First, the data clearly shows that only 2 to 3 percent of tax filers reporting some income from a small business have family incomes of over $250,000 a year, the filers who would be impacted by the proposal. This minority of “small business owners” consists largely of very successful attorney’s, physicians, hedge fund managers, K Street lobbyists, high-powered consultants, Wall Street bond traders and the country’s wealthiest millionaires. An incremental tax increase on these Americans will not affect the number of employees they hire one bit.
But while the critics of President Obama’s plan are disingenuous as to who it would impact, at least they continue to remind the public that most net new jobs are in fact created by small business. Now if they would only support proposals that directly target small business for assistance.
When the President announced his jobs plan earlier this month, my reaction was, “Finally, a jobs plan that actually helps the largest jobs-producing sector to create jobs—small business.”
It was not just another trickle-down proposal for job growth. The American Jobs Act would infuse money into Main Street by putting more dollars in the hands of consumers, cut payroll costs for small businesses to help their bottom line and reward small business with tax credits for hiring the unemployed especially veterans.
Tax credits for small businesses creating jobs is a particularly sound government policy. It’s not a tax cut for big business and cross your fingers that they will hire. It’s a tax credit that a small business gets only if it hires a new employee under specific conditions. No hiring, no expenditure of government funds. This is a common sense job creation proposal.
Unfortunately, Mr. Boehner did not endorse any of these proposals to help small business in his subsequent speech at the Economic Club of Washington.
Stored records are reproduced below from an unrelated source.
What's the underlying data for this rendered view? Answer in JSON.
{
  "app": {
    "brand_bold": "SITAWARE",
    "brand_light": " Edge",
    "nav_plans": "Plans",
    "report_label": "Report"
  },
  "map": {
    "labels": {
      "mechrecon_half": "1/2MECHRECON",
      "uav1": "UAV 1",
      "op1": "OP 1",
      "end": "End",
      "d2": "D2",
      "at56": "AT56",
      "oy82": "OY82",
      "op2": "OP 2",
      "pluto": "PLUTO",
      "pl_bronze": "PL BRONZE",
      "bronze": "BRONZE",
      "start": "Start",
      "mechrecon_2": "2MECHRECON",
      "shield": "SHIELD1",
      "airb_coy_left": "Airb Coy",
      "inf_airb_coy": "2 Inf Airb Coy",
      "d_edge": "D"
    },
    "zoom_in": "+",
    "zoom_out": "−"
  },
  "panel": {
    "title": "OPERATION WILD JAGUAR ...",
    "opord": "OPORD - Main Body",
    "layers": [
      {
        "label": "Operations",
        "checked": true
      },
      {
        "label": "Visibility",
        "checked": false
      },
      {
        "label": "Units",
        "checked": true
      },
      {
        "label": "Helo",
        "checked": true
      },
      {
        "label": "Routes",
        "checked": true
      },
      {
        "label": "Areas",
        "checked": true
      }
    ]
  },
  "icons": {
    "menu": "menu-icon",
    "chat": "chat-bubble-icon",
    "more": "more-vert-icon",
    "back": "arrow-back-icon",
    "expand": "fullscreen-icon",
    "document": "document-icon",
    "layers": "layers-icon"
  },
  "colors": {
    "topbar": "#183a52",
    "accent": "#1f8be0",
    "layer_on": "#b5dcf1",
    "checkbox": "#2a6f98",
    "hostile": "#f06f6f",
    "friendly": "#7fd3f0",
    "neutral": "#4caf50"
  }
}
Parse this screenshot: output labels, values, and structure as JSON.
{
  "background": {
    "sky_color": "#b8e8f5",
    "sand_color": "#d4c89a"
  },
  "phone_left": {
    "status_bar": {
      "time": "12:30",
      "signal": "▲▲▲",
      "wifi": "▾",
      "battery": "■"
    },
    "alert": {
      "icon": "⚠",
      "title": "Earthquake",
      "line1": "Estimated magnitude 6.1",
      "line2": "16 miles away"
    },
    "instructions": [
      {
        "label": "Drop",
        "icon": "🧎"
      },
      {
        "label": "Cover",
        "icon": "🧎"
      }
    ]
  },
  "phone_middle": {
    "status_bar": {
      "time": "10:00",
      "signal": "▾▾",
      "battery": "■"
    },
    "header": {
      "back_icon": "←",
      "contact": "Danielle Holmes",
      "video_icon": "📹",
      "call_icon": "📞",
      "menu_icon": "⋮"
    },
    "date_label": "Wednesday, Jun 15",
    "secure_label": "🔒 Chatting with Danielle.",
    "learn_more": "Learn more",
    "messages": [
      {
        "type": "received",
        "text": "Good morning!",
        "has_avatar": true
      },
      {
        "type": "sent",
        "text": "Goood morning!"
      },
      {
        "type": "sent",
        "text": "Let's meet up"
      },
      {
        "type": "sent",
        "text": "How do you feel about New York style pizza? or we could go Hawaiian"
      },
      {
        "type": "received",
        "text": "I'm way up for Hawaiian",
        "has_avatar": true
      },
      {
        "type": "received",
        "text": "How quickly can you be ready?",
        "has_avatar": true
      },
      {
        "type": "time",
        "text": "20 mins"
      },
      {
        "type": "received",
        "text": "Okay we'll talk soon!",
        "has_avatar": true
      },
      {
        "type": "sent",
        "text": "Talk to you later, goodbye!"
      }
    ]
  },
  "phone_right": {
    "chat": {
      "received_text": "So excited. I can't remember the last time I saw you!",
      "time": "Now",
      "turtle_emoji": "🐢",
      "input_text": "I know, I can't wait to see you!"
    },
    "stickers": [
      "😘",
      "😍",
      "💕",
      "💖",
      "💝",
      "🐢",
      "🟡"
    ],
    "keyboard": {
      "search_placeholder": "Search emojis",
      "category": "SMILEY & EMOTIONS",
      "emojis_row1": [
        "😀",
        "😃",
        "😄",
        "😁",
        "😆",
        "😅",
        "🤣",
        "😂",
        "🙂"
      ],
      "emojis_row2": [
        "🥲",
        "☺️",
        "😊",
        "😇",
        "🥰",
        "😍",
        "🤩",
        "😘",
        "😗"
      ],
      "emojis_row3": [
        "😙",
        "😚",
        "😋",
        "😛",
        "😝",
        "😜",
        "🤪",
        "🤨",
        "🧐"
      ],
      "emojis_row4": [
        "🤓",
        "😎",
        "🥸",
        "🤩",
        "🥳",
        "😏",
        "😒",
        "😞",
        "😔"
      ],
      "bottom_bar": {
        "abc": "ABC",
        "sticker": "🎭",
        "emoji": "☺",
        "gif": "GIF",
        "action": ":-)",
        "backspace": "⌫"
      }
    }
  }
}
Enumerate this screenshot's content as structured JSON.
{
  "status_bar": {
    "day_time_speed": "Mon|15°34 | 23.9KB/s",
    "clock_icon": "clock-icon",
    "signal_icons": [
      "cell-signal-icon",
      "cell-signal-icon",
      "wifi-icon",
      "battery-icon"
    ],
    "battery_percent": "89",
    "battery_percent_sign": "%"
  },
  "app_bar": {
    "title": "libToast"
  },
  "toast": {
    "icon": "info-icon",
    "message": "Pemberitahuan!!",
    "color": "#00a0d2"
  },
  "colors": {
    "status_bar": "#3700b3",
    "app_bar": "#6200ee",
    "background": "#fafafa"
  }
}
In fact, Mr. Boehner disparaged the proposed job tax credits for small businesses saying that this would make reforming the “tax code more complex”.
It is time for Congress to put actions behind their loving praise for small business and quit holding us up as a shield to protect the wealthiest individuals and corporations.
Hands-on small business owners are not Lloyd Blankfein of Goldman Sachs who received $800,000 last year due to the upper-end Bush-era tax cuts; or Rex Tillerson of Exxon Mobil who netted $1.454 million in 2010 because of the tax cuts; or Rupert Murdoch of News Corporation who saved $1.2 million last year from the controversial tax cuts.
The CEO’s of the biggest multinational corporations are just some of this country’s wealthiest people who the President is asking to sacrifice just a little more so that the small business owners of the local retail shops, plumbing companies and restaurants can have more customers and create more jobs.
Mr. Knapp is the President and CEO of The South Carolina Small Business Chamber of Commerce.